Please copy every line of the records below that holds the word "Ctrl".

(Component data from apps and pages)
□ □ □ □ □

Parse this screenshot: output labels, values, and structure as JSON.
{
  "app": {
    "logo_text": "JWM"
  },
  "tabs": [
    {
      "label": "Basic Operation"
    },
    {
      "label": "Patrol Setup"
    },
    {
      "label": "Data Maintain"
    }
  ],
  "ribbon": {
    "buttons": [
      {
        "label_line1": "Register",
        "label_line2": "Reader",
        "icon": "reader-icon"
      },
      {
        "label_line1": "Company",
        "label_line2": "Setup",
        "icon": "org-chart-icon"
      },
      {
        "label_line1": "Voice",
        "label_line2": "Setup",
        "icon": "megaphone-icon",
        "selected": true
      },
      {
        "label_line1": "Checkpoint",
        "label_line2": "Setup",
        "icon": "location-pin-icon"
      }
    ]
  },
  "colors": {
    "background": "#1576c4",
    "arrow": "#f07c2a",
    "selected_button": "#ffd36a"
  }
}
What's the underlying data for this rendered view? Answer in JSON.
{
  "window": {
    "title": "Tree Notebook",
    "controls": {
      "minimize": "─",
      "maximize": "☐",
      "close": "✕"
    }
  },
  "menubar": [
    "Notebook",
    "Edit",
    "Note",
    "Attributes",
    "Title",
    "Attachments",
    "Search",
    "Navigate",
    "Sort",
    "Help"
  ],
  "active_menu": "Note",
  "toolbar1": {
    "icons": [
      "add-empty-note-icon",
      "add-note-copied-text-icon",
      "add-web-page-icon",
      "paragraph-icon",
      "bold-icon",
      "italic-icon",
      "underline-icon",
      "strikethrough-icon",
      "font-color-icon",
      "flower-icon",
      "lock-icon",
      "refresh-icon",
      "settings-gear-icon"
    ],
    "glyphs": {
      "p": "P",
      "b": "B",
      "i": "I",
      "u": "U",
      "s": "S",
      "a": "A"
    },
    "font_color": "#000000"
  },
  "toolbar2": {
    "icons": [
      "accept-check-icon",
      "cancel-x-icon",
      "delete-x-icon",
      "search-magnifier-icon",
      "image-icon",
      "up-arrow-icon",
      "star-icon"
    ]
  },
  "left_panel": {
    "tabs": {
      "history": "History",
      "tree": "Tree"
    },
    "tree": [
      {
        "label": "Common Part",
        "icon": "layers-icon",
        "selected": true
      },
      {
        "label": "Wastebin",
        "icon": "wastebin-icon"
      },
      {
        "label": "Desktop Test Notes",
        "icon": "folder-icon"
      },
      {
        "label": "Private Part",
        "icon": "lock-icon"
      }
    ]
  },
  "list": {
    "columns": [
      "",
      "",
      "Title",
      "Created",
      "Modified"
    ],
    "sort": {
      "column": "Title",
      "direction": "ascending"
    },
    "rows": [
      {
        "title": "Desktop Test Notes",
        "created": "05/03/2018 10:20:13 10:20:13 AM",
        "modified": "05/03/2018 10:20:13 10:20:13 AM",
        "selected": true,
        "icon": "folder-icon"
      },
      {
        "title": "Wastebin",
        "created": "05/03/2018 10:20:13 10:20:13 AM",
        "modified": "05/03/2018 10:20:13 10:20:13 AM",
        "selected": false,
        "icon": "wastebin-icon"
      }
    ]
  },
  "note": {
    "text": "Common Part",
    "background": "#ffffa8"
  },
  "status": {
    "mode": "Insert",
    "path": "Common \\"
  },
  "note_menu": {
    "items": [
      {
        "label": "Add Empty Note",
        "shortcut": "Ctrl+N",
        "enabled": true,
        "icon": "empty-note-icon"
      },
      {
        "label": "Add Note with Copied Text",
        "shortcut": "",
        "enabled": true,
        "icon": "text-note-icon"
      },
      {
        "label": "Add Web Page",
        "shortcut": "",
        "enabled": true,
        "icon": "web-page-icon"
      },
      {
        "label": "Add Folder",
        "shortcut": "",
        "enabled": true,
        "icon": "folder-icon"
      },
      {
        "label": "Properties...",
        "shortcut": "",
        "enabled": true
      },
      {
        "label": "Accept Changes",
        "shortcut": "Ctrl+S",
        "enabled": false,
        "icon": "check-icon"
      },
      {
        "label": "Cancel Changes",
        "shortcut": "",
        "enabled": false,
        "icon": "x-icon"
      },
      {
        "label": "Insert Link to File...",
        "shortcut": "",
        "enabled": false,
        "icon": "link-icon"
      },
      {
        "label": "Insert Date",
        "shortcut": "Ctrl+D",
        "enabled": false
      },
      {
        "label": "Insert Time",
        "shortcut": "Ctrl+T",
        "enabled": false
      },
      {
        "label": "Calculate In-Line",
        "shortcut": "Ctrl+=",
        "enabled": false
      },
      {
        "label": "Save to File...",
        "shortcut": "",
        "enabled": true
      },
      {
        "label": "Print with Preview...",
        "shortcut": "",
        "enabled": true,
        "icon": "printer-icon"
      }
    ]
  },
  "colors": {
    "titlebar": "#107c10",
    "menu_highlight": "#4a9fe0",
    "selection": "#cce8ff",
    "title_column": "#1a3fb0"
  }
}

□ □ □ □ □

Task answer:
        "shortcut": "Ctrl+N",
        "shortcut": "Ctrl+S",
        "shortcut": "Ctrl+D",
        "shortcut": "Ctrl+T",
        "shortcut": "Ctrl+=",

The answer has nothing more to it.